Stored data
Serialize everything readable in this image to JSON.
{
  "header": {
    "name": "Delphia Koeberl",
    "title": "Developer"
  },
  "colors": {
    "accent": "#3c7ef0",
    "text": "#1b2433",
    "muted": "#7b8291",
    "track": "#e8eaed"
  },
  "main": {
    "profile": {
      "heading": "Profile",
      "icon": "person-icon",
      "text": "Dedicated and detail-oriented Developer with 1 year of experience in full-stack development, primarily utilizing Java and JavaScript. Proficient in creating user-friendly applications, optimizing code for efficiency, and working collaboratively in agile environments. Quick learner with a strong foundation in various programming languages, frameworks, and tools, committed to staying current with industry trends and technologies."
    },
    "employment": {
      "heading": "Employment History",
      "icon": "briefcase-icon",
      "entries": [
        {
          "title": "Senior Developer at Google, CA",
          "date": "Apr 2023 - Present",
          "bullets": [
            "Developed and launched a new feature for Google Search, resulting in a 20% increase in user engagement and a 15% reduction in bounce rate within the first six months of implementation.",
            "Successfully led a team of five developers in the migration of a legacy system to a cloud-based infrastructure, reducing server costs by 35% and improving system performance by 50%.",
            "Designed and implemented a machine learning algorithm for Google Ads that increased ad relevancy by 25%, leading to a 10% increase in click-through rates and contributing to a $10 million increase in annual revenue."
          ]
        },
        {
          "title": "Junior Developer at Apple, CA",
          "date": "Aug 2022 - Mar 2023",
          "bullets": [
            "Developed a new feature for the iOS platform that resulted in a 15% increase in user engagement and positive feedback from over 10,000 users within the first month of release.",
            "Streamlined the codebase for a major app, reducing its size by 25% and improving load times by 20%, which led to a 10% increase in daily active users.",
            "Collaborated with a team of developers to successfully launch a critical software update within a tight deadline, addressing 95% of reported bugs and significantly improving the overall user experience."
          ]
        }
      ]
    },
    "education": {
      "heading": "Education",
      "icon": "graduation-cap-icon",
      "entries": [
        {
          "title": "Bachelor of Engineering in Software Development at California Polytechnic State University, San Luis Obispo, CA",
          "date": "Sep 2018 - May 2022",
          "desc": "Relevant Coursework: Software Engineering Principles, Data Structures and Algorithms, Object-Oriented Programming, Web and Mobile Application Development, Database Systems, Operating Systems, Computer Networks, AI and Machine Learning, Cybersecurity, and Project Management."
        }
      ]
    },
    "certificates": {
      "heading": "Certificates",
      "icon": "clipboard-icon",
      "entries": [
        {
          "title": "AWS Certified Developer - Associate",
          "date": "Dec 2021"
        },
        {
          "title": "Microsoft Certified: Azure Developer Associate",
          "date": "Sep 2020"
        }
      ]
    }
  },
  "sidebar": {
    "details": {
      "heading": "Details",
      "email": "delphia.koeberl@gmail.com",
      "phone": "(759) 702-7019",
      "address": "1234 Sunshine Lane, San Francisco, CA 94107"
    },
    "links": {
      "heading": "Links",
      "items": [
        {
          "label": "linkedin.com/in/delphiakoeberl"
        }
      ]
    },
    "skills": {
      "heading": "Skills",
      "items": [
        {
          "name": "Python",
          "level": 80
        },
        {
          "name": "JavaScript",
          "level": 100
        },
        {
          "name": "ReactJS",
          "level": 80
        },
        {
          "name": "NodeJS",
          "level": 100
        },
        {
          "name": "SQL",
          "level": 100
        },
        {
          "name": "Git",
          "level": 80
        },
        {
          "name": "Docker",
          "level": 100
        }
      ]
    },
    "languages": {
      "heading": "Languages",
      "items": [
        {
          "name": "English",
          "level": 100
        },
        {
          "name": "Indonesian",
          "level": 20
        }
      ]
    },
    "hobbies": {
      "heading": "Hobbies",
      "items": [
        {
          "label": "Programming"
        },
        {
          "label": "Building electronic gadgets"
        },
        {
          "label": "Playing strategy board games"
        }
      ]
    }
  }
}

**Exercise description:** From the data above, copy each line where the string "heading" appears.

**Task solution:**
      "heading": "Profile",
      "heading": "Employment History",
      "heading": "Education",
      "heading": "Certificates",
      "heading": "Details",
      "heading": "Links",
      "heading": "Skills",
      "heading": "Languages",
      "heading": "Hobbies",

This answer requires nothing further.